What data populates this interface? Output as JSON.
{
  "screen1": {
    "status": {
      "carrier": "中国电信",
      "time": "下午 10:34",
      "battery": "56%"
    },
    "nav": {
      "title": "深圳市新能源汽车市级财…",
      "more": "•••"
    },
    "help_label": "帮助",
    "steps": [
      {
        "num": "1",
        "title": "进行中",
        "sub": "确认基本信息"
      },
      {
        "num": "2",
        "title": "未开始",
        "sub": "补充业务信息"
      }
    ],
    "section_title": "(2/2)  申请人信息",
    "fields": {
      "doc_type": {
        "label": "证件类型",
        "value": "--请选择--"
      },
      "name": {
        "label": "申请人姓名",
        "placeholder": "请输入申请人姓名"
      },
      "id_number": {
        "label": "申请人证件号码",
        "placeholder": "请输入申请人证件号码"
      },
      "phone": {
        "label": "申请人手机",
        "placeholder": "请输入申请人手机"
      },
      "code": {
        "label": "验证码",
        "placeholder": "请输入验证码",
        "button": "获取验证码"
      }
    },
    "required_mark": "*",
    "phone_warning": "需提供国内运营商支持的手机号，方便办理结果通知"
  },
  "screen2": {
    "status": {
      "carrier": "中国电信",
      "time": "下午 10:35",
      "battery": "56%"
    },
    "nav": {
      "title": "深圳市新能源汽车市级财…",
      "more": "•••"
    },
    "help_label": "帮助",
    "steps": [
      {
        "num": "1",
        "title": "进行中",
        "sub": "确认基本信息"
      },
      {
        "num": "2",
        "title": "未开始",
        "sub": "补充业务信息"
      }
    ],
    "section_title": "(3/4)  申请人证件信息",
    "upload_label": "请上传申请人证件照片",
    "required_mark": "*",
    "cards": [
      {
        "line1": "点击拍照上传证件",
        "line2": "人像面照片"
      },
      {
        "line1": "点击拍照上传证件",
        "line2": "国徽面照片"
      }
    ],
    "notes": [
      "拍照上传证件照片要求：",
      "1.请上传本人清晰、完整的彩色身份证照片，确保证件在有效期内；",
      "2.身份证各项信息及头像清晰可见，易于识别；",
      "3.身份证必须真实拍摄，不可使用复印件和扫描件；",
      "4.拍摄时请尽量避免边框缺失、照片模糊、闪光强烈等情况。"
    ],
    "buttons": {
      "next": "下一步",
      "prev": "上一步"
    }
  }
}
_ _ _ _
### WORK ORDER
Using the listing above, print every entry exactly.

### COMPLETED TASK
What data populates this interface? Output as JSON.
{
  "screen1": {
    "status": {
      "carrier": "中国电信",
      "time": "下午 10:34",
      "battery": "56%"
    },
    "nav": {
      "title": "深圳市新能源汽车市级财…",
      "more": "•••"
    },
    "help_label": "帮助",
    "steps": [
      {
        "num": "1",
        "title": "进行中",
        "sub": "确认基本信息"
      },
      {
        "num": "2",
        "title": "未开始",
        "sub": "补充业务信息"
      }
    ],
    "section_title": "(2/2)  申请人信息",
    "fields": {
      "doc_type": {
        "label": "证件类型",
        "value": "--请选择--"
      },
      "name": {
        "label": "申请人姓名",
        "placeholder": "请输入申请人姓名"
      },
      "id_number": {
        "label": "申请人证件号码",
        "placeholder": "请输入申请人证件号码"
      },
      "phone": {
        "label": "申请人手机",
        "placeholder": "请输入申请人手机"
      },
      "code": {
        "label": "验证码",
        "placeholder": "请输入验证码",
        "button": "获取验证码"
      }
    },
    "required_mark": "*",
    "phone_warning": "需提供国内运营商支持的手机号，方便办理结果通知"
  },
  "screen2": {
    "status": {
      "carrier": "中国电信",
      "time": "下午 10:35",
      "battery": "56%"
    },
    "nav": {
      "title": "深圳市新能源汽车市级财…",
      "more": "•••"
    },
    "help_label": "帮助",
    "steps": [
      {
        "num": "1",
        "title": "进行中",
        "sub": "确认基本信息"
      },
      {
        "num": "2",
        "title": "未开始",
        "sub": "补充业务信息"
      }
    ],
    "section_title": "(3/4)  申请人证件信息",
    "upload_label": "请上传申请人证件照片",
    "required_mark": "*",
    "cards": [
      {
        "line1": "点击拍照上传证件",
        "line2": "人像面照片"
      },
      {
        "line1": "点击拍照上传证件",
        "line2": "国徽面照片"
      }
    ],
    "notes": [
      "拍照上传证件照片要求：",
      "1.请上传本人清晰、完整的彩色身份证照片，确保证件在有效期内；",
      "2.身份证各项信息及头像清晰可见，易于识别；",
      "3.身份证必须真实拍摄，不可使用复印件和扫描件；",
      "4.拍摄时请尽量避免边框缺失、照片模糊、闪光强烈等情况。"
    ],
    "buttons": {
      "next": "下一步",
      "prev": "上一步"
    }
  }
}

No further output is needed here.